Your halls will be decked, your tables full of food and your house filled with guests…how can you keep your pets safe with all of this? Read on and find out!
DANGEROUS FOODS FOR YOUR FURRY FRIENDS:
The holidays are filled with delicious food to warm your heart and soul. As much as your pets may beg, please never feed the following treats:
Chocolate or anything containing any amount of chocolate
Dairy Products such as Milk, Cream & Cheese
Bones or carcasses
The artificial sweetener Xylitol
Pets are naturally curious creatures. To ensure they do not pull a sneak attack, keep food away from the corners of the table, make sure all garbage cans are securely closed and never leave any food unattended.
A beautiful plant can liven up your home and brighten a dark day. Did you know that some plants are toxic to your pets? Please check out the list below and “pet-proof” your home by removing these plants, not only in the holiday season but year-round too.
WHAT IS CONSIDERED A DANGEROUS HOLIDAY DECORATION:
For some, having a Christmas tree is a tradition that you will never break. However, a tree can pose some risks for your pets. So, how can you keep them safe while having your beautiful tree protected too?
Make sure your tree is anchored safely to the floor so your excited cat or dog cannot knock it over.
Many will add fertilizer, aspirin, or sugar to the tree water to keep it healthy. DO NOT do this! The water should be 100% pure water and change it often as old water can become a breeding ground for bacterial growth.
All ornaments should be kept out of reach as the broken fragments can cause internal obstructions if ingested.
Finally, all wires should be placed in such a way that they are not exposed to the pets. A live electrical wire can cause shock and severe damage to the mouth if chewed on.
Additional decorations can pose a risk to your canine and feline friends.
If you are using an electrical Menorah, make sure the wires are safely hidden. If you are using candles, you should make sure that they are never left unattended as the pets can knock them over and cause a fire or burn themselves in the process.

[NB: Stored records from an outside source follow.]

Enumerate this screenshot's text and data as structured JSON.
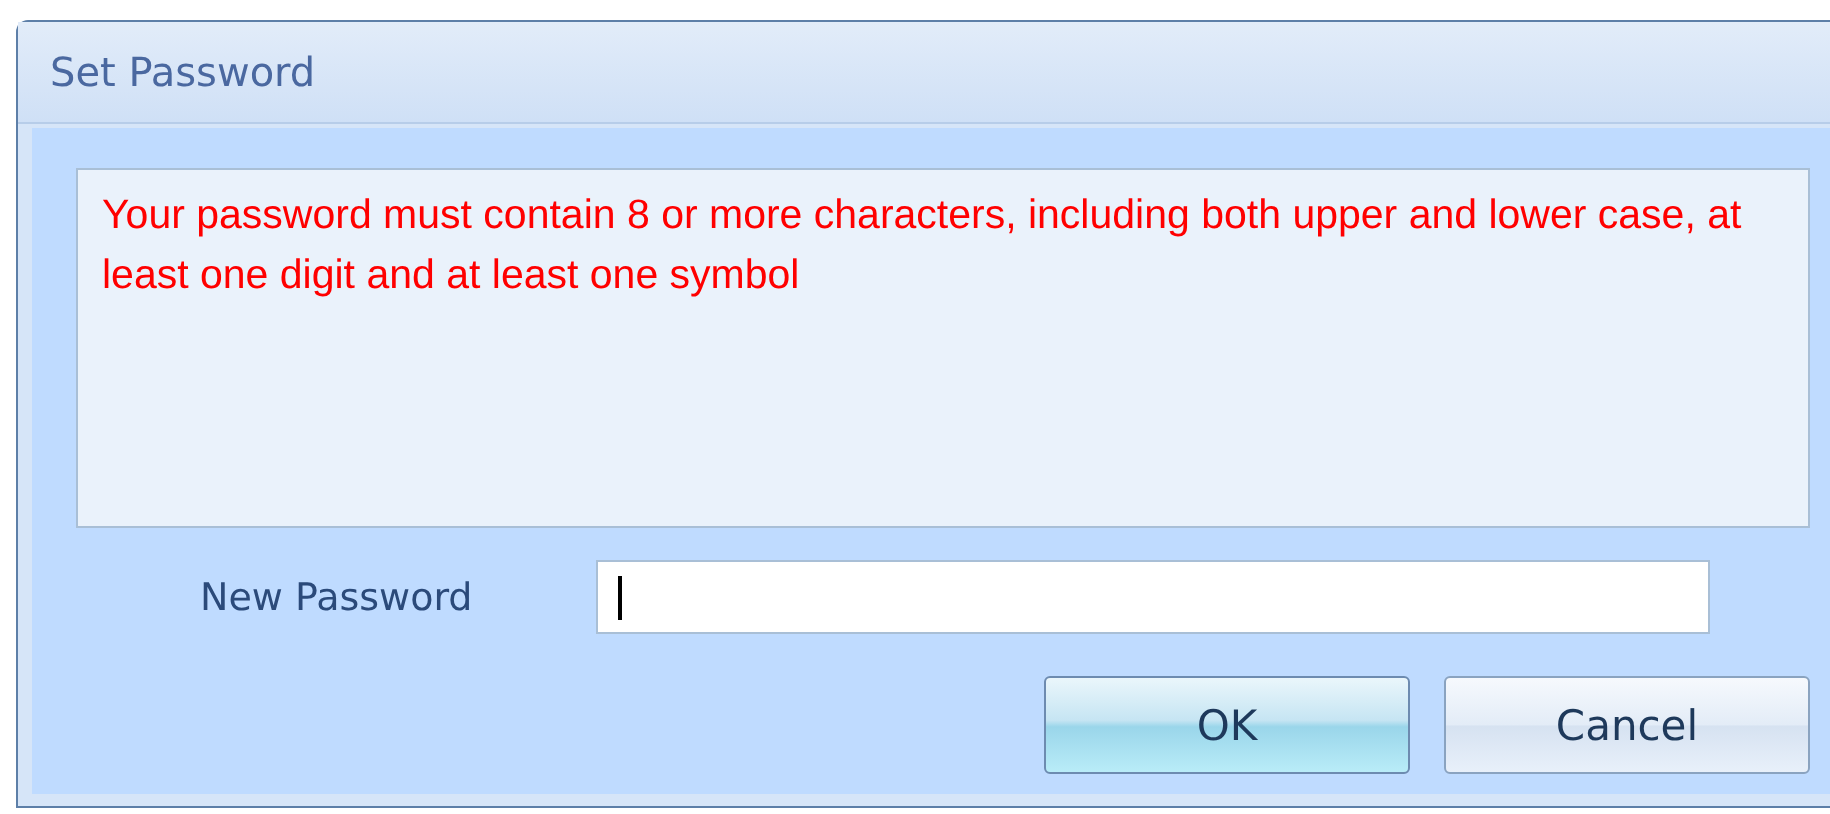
{
  "window": {
    "title": "Set Password"
  },
  "message": "Your password must contain 8 or more characters, including both upper and lower case, at least one digit and at least one symbol",
  "password_field": {
    "label": "New Password",
    "focused": true
  },
  "buttons": [
    {
      "label": "OK",
      "default": true
    },
    {
      "label": "Cancel",
      "default": false
    }
  ]
}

Tinsel, yarn and ribbon are attractive to pets, especially cats. They will not understand that they should not ingest this so make sure to never leave it unattended or in areas that they can access. Ingesting these products is dangerous as it can get stuck in their intestines, requiring immediate surgery.
WHAT TO DO IF YOU HAVE HOLIDAY GUESTS:
If you happen to have any guests over this holiday season or at any time throughout the year, please read the tips below to ensure your pets stay inside and safe.
It is recommended to keep your pets in a safe room where they cannot sneak out of the door as people go in and out.
Let guests know prior how many pets you have so they are aware.
Make sure that your pet has identifications tags on in case they do get out and get lost. It is also recommended that your pet be microchipped for extra safety measures.
Pets can be easily overwhelmed by noise and company. It is always great to have a separate room or part of the house that the pet can escape to if they want to be alone in the quiet. Make sure this space has a bed and food/water and some comfort items.
We wish you and your pets a wonderful, safe and healthy holiday season and a Happy New Year!